Restate the records in full, keeping every word as it is.

___

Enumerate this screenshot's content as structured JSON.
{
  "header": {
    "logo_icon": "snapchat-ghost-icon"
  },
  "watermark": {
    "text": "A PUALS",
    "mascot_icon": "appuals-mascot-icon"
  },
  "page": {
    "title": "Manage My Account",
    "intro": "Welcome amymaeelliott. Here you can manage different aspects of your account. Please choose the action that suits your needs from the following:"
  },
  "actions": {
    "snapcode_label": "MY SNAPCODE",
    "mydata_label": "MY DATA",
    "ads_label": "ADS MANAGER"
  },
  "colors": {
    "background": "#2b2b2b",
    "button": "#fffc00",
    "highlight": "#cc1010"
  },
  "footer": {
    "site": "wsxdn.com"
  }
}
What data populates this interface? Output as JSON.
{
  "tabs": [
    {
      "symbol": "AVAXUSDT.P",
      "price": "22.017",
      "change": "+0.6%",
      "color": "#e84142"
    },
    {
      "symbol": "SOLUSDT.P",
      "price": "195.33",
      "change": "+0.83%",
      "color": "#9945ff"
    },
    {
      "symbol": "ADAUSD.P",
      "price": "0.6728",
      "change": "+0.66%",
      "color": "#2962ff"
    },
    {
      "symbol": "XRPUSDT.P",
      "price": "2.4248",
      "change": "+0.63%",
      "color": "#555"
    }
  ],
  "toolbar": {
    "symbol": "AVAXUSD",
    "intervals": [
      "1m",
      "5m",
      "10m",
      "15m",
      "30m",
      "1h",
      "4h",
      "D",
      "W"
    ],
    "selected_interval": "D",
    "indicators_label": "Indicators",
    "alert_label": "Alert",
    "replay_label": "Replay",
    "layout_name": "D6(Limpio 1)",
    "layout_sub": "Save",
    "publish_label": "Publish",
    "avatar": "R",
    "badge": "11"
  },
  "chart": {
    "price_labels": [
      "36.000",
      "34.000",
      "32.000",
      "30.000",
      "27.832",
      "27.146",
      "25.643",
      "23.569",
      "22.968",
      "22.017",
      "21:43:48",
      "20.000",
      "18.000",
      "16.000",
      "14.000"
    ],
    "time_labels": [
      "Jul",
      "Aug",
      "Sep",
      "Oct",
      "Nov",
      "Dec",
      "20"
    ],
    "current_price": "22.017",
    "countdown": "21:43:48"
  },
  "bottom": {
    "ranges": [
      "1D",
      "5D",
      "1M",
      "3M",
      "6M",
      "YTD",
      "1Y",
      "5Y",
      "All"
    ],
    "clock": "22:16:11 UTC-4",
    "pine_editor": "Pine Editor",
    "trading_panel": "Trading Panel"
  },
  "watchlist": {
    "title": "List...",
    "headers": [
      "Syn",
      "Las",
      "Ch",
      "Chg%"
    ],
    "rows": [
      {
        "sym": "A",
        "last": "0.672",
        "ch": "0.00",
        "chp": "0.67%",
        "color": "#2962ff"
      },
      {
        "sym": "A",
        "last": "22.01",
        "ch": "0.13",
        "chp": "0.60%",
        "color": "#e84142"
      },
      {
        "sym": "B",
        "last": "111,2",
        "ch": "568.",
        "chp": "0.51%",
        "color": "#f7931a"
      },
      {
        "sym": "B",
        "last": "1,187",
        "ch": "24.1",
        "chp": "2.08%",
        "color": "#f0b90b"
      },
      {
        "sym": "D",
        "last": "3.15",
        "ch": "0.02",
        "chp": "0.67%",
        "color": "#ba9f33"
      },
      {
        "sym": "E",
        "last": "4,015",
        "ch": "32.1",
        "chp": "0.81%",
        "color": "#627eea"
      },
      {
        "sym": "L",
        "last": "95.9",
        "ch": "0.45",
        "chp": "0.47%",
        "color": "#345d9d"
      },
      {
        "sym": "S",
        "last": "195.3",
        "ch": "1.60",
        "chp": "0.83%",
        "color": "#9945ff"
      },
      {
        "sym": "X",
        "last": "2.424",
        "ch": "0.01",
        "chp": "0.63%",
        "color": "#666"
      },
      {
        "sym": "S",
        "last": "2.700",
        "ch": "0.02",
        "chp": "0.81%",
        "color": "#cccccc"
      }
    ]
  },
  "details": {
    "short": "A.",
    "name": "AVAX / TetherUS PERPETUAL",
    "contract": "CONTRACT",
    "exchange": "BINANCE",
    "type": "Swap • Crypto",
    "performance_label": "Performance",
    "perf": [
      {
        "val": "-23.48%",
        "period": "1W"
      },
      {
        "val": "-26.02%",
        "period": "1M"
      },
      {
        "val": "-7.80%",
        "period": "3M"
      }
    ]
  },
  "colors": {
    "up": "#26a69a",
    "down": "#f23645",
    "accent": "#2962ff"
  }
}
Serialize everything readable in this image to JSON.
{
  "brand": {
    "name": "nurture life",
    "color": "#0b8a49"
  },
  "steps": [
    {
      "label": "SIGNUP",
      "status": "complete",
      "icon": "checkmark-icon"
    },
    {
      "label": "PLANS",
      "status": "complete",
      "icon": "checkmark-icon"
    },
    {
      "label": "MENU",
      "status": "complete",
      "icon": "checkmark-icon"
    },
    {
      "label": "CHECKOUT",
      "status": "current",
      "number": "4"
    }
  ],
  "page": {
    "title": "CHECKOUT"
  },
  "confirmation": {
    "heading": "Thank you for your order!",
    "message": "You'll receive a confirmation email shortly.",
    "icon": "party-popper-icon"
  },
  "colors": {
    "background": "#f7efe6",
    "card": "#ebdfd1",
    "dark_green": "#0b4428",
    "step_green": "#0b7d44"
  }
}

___

SOLUTION BELOW
Enumerate this screenshot's content as structured JSON.
{
  "header": {
    "logo_icon": "snapchat-ghost-icon"
  },
  "watermark": {
    "text": "A PUALS",
    "mascot_icon": "appuals-mascot-icon"
  },
  "page": {
    "title": "Manage My Account",
    "intro": "Welcome amymaeelliott. Here you can manage different aspects of your account. Please choose the action that suits your needs from the following:"
  },
  "actions": {
    "snapcode_label": "MY SNAPCODE",
    "mydata_label": "MY DATA",
    "ads_label": "ADS MANAGER"
  },
  "colors": {
    "background": "#2b2b2b",
    "button": "#fffc00",
    "highlight": "#cc1010"
  },
  "footer": {
    "site": "wsxdn.com"
  }
}
What data populates this interface? Output as JSON.
{
  "tabs": [
    {
      "symbol": "AVAXUSDT.P",
      "price": "22.017",
      "change": "+0.6%",
      "color": "#e84142"
    },
    {
      "symbol": "SOLUSDT.P",
      "price": "195.33",
      "change": "+0.83%",
      "color": "#9945ff"
    },
    {
      "symbol": "ADAUSD.P",
      "price": "0.6728",
      "change": "+0.66%",
      "color": "#2962ff"
    },
    {
      "symbol": "XRPUSDT.P",
      "price": "2.4248",
      "change": "+0.63%",
      "color": "#555"
    }
  ],
  "toolbar": {
    "symbol": "AVAXUSD",
    "intervals": [
      "1m",
      "5m",
      "10m",
      "15m",
      "30m",
      "1h",
      "4h",
      "D",
      "W"
    ],
    "selected_interval": "D",
    "indicators_label": "Indicators",
    "alert_label": "Alert",
    "replay_label": "Replay",
    "layout_name": "D6(Limpio 1)",
    "layout_sub": "Save",
    "publish_label": "Publish",
    "avatar": "R",
    "badge": "11"
  },
  "chart": {
    "price_labels": [
      "36.000",
      "34.000",
      "32.000",
      "30.000",
      "27.832",
      "27.146",
      "25.643",
      "23.569",
      "22.968",
      "22.017",
      "21:43:48",
      "20.000",
      "18.000",
      "16.000",
      "14.000"
    ],
    "time_labels": [
      "Jul",
      "Aug",
      "Sep",
      "Oct",
      "Nov",
      "Dec",
      "20"
    ],
    "current_price": "22.017",
    "countdown": "21:43:48"
  },
  "bottom": {
    "ranges": [
      "1D",
      "5D",
      "1M",
      "3M",
      "6M",
      "YTD",
      "1Y",
      "5Y",
      "All"
    ],
    "clock": "22:16:11 UTC-4",
    "pine_editor": "Pine Editor",
    "trading_panel": "Trading Panel"
  },
  "watchlist": {
    "title": "List...",
    "headers": [
      "Syn",
      "Las",
      "Ch",
      "Chg%"
    ],
    "rows": [
      {
        "sym": "A",
        "last": "0.672",
        "ch": "0.00",
        "chp": "0.67%",
        "color": "#2962ff"
      },
      {
        "sym": "A",
        "last": "22.01",
        "ch": "0.13",
        "chp": "0.60%",
        "color": "#e84142"
      },
      {
        "sym": "B",
        "last": "111,2",
        "ch": "568.",
        "chp": "0.51%",
        "color": "#f7931a"
      },
      {
        "sym": "B",
        "last": "1,187",
        "ch": "24.1",
        "chp": "2.08%",
        "color": "#f0b90b"
      },
      {
        "sym": "D",
        "last": "3.15",
        "ch": "0.02",
        "chp": "0.67%",
        "color": "#ba9f33"
      },
      {
        "sym": "E",
        "last": "4,015",
        "ch": "32.1",
        "chp": "0.81%",
        "color": "#627eea"
      },
      {
        "sym": "L",
        "last": "95.9",
        "ch": "0.45",
        "chp": "0.47%",
        "color": "#345d9d"
      },
      {
        "sym": "S",
        "last": "195.3",
        "ch": "1.60",
        "chp": "0.83%",
        "color": "#9945ff"
      },
      {
        "sym": "X",
        "last": "2.424",
        "ch": "0.01",
        "chp": "0.63%",
        "color": "#666"
      },
      {
        "sym": "S",
        "last": "2.700",
        "ch": "0.02",
        "chp": "0.81%",
        "color": "#cccccc"
      }
    ]
  },
  "details": {
    "short": "A.",
    "name": "AVAX / TetherUS PERPETUAL",
    "contract": "CONTRACT",
    "exchange": "BINANCE",
    "type": "Swap • Crypto",
    "performance_label": "Performance",
    "perf": [
      {
        "val": "-23.48%",
        "period": "1W"
      },
      {
        "val": "-26.02%",
        "period": "1M"
      },
      {
        "val": "-7.80%",
        "period": "3M"
      }
    ]
  },
  "colors": {
    "up": "#26a69a",
    "down": "#f23645",
    "accent": "#2962ff"
  }
}
Serialize everything readable in this image to JSON.
{
  "brand": {
    "name": "nurture life",
    "color": "#0b8a49"
  },
  "steps": [
    {
      "label": "SIGNUP",
      "status": "complete",
      "icon": "checkmark-icon"
    },
    {
      "label": "PLANS",
      "status": "complete",
      "icon": "checkmark-icon"
    },
    {
      "label": "MENU",
      "status": "complete",
      "icon": "checkmark-icon"
    },
    {
      "label": "CHECKOUT",
      "status": "current",
      "number": "4"
    }
  ],
  "page": {
    "title": "CHECKOUT"
  },
  "confirmation": {
    "heading": "Thank you for your order!",
    "message": "You'll receive a confirmation email shortly.",
    "icon": "party-popper-icon"
  },
  "colors": {
    "background": "#f7efe6",
    "card": "#ebdfd1",
    "dark_green": "#0b4428",
    "step_green": "#0b7d44"
  }
}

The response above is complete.